NASCAR & Auto Racing

Trucks rookie Ben Kennedy is first France family member to race in NASCAR

Ben Kennedy has seen Kansas Speedway from the ground up. He’s been in the garages, the grandstands, the suites, the hospitality tents, the Fan Walk.

But not until this week will Kennedy, a rookie in the NASCAR Camping World Truck Series, drive on the 1.5-mile tri-oval when he competes in the SFP 250 on Friday night.

Kennedy, 22, is an heir to NASCAR’s first family, the France family. He’s the great grandson of NASCAR co-founder William H.G. France, grandson of longtime NASCAR president Bill France, son of Lesa France Kennedy, a NASCAR executive vice president, and nephew of Brian France, NASCAR’s current chief executive office.

And he’s the first member of the France family to drive a race car in the sport they founded.
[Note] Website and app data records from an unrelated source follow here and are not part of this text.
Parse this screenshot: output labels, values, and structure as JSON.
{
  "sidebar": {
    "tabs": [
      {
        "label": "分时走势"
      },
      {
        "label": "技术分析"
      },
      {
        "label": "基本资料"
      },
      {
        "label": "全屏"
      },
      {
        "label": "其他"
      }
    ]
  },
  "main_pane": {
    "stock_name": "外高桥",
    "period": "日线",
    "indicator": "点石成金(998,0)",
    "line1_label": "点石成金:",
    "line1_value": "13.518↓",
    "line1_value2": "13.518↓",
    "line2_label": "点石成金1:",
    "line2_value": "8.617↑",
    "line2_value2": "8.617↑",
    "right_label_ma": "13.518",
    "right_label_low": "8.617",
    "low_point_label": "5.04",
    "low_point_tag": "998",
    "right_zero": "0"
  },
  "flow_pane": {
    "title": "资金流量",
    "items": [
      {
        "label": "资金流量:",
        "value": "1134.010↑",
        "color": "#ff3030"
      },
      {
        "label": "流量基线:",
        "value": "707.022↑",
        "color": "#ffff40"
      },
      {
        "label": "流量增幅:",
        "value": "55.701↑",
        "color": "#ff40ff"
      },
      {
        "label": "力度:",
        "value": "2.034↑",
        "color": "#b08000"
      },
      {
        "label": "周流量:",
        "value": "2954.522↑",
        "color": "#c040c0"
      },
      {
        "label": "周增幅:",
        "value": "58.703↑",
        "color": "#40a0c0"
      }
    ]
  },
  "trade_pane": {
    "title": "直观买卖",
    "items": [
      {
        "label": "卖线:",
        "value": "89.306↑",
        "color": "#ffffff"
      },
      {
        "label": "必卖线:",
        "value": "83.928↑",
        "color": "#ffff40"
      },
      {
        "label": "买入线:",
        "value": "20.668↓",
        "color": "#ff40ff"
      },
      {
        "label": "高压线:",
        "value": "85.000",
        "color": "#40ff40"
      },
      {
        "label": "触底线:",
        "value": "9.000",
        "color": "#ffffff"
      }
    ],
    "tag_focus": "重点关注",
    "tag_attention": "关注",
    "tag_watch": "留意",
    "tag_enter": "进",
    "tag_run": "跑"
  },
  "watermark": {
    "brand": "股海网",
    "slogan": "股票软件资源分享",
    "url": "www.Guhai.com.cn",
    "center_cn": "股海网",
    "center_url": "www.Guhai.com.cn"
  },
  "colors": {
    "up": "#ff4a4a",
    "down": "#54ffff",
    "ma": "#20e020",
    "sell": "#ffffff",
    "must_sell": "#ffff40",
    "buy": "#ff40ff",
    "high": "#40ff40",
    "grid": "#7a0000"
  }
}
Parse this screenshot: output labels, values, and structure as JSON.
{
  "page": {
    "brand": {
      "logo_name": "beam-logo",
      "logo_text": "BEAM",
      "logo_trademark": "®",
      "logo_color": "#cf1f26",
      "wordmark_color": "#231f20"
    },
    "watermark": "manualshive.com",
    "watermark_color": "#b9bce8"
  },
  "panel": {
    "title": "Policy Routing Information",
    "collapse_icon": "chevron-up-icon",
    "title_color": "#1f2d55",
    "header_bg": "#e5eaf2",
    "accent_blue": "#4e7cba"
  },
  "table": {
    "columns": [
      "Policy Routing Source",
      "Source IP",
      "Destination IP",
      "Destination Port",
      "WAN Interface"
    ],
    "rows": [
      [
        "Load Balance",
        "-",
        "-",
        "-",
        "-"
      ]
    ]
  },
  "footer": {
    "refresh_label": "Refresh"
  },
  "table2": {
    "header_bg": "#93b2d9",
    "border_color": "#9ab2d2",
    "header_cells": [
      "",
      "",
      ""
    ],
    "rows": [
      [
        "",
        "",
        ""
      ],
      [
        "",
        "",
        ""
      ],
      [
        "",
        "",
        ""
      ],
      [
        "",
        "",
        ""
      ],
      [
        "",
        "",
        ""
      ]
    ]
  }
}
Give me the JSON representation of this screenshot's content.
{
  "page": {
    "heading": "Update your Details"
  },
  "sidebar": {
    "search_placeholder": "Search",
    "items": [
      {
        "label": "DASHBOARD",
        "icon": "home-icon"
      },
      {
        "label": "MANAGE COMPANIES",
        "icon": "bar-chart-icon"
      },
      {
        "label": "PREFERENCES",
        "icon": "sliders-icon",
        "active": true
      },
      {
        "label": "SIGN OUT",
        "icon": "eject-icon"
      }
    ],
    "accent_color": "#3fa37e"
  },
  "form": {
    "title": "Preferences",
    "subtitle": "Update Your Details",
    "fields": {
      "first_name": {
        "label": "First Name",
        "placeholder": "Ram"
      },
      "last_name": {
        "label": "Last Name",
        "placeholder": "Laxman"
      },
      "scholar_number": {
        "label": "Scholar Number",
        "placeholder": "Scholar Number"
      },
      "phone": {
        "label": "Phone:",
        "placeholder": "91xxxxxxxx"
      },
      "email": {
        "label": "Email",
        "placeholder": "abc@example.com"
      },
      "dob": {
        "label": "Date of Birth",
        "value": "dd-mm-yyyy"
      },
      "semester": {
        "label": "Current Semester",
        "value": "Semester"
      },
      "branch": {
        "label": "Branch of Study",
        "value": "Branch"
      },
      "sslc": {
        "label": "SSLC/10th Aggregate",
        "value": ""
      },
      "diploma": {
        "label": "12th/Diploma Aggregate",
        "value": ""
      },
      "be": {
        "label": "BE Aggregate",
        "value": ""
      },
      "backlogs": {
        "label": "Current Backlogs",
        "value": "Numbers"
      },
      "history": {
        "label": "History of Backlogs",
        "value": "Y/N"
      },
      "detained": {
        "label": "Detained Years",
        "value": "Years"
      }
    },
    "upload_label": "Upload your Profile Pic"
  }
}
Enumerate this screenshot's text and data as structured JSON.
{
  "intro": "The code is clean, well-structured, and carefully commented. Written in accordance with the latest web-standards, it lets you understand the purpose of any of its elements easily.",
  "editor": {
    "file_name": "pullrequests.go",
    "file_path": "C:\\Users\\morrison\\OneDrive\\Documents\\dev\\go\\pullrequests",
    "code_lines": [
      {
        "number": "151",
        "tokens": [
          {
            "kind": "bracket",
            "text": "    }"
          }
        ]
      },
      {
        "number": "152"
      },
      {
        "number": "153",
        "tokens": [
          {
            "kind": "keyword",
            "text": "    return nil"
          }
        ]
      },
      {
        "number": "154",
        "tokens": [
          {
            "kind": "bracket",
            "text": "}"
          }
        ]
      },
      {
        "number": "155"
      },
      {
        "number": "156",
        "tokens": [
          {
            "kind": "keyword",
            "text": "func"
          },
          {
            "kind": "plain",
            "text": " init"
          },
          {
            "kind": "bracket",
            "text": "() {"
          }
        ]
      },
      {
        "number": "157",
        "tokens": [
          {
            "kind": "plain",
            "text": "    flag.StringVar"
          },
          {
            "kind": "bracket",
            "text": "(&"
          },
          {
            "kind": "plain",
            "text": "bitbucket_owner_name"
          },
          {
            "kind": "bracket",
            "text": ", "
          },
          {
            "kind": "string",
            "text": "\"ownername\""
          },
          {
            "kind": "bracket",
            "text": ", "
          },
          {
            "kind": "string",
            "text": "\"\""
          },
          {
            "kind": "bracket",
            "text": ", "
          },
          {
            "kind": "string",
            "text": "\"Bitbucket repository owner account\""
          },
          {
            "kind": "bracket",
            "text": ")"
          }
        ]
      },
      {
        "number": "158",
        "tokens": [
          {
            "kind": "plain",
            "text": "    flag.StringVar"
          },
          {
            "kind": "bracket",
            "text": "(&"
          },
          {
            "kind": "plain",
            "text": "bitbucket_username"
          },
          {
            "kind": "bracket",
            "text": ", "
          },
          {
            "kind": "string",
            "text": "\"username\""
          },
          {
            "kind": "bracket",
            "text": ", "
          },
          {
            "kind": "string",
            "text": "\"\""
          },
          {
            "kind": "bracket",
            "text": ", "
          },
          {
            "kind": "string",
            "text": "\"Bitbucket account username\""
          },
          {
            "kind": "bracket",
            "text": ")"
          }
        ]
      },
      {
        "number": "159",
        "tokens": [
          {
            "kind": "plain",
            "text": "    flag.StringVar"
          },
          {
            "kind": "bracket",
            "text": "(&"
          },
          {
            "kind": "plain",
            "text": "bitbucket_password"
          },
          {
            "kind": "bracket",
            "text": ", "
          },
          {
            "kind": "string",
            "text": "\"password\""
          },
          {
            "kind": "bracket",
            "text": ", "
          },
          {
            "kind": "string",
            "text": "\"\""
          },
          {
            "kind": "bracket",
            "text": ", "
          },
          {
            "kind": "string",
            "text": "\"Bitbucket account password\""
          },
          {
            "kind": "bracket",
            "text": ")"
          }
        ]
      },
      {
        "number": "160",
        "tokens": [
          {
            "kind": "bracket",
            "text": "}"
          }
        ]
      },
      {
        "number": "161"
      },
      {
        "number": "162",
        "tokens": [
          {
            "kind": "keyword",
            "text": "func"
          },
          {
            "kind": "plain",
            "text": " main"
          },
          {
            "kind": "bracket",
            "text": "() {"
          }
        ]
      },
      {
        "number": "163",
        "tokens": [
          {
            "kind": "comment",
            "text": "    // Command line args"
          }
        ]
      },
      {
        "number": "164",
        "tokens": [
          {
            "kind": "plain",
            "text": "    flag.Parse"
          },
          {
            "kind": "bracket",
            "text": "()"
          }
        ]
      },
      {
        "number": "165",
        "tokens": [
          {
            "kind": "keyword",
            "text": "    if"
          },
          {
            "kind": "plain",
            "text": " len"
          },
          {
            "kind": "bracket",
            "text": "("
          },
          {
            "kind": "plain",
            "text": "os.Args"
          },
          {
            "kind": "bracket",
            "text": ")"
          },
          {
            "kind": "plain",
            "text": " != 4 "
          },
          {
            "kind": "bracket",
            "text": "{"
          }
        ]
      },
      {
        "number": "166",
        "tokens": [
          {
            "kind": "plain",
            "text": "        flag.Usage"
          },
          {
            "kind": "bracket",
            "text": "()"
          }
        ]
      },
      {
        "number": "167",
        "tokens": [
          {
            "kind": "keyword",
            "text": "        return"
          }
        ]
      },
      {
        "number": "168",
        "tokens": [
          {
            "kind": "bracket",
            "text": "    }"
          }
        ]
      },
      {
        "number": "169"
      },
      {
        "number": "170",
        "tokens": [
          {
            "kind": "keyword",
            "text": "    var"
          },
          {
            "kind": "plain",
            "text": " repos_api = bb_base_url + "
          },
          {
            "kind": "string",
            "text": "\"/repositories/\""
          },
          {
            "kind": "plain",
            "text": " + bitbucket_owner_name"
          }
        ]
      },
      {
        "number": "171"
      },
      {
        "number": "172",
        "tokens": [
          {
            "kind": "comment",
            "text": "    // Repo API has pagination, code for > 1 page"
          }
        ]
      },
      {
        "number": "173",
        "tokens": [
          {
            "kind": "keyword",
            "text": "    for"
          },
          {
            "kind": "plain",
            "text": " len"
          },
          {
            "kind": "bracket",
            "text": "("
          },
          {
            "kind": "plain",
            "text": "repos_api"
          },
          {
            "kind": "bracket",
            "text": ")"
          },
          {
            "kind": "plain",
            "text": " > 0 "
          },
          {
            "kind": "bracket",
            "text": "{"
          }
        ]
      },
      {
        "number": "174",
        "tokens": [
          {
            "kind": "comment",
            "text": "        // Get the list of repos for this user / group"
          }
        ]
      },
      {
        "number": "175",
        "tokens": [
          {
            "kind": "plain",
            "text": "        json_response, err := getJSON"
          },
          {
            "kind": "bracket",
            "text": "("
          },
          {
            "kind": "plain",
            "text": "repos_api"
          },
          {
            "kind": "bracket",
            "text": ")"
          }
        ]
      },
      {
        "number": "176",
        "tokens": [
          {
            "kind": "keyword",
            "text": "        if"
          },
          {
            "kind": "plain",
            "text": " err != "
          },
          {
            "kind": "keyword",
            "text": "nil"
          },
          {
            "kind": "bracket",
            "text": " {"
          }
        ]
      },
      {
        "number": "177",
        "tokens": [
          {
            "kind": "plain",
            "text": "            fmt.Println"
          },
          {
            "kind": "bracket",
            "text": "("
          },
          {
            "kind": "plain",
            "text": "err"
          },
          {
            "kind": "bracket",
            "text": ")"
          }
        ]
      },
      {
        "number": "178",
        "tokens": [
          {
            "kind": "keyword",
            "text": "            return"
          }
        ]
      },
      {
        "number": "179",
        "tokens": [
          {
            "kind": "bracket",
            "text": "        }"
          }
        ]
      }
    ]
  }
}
“They’re really strong supporters of my racing,” Kennedy said of his family. “I’ve always been around the sort of business side of the sport, I guess you could say. I think it’s really opened their eyes having someone in their family that’s a competitor in NASCAR.”

Part of the business side Kennedy experienced was the construction of Kansas Speedway. His mother, who is also chief executive officer for track owner International Speedway Corp., had a major hand in the design of Kansas Speedway, and Ben accompanied her on trips to the track when it was still a muddy hole in the ground.

“I remember the whole project coming together,” he said. “It was almost dinner-table conversation for us to talk about Kansas Speedway and this awesome project. I remember going out there when it was under construction and hanging out for the weekend and seeing it develop through the years.”

Kennedy was 9 years old when he was in Victory Lane after Jeff Gordon won the inaugural Sprint Cup race at Kansas Speedway in 2001.

“It was cool to see it all come together … and having the Hollywood Casino was another big venture,” he said. “I’m excited to finally get on the race track this time.”

Kennedy didn’t plan on a career as a driver until he was in his early teens and former Sprint Cup crew chief Robbie Loomis put him in a quarter midget at a one-day go-kart school.

“The next thing you knew we were going racing on Friday nights,” Kennedy said. “After a couple years of doing that, I saw it more as a career.”

After competing for three seasons in the NASCAR K&N Pro Series East, Kennedy made five starts in the Camping World Trucks Series last year with a best finish of fourth at the fall Martinsville race.

This year, Kennedy won the pole at his hometown track at Daytona, where he finished 15th, and he finished third in the series’ second race at Martinsville.

“We’re starting to hit our stride,” said Kennedy, who drives the No. 31 Turner Scott Motorsports Chevrolet. “We had an awesome truck at Daytona, running up for the lead for a long time … and Martinsville, we missed the setup a little bit, worked on it throughout the race … got a bunch of restarts on the inside.

“I have no idea how we got a third-place finish, but we’ll take it.”

Because he comes from such a famous family, Kennedy feels a little extra pressure to prove he belongs on the track.

“It’s definitely there, there is a little bit of pressure,” he said. “To be honest, when we get in these cars and everything, it’s game time. Any driver out there will have pressure on their shoulders to perform and compete. We all want to be Cup drivers eventually. There is definitely that pressure that everyone’s watching you. If anything, it’s a little more motivation for me.”

His family gives him more advice on the business side of the sport than on the competitive side.

“He’s very dedicated. He’s putting all this effort into it,” Lesa France Kennedy said. “It’s been a very good learning experience from a business standpoint for him. He has to sell his product … he’s looking for sponsorships … he makes speaking engagements, and all those are learning experiences for anything he might do in the future.”

Kennedy graduated with a degree in sports management at the University of Florida last Saturday, and once his career ends, it’s possible he could one day succeed his uncle Brian as NASCAR’s top executive.

For now, his attention is on the track, and a win at Kansas would be especially meaningful to Kennedy.

“Winning the pole at Daytona was definitely special, being my backyard,” Kennedy said, “but Kansas has also been special to me because my mom had a big part in developing that speedway and planning it.

“I’ve been watching old videos … as young as the track is, there is definitely history there. Some big names have won at that place. I think we’re going to have a pretty fast hot rod there.”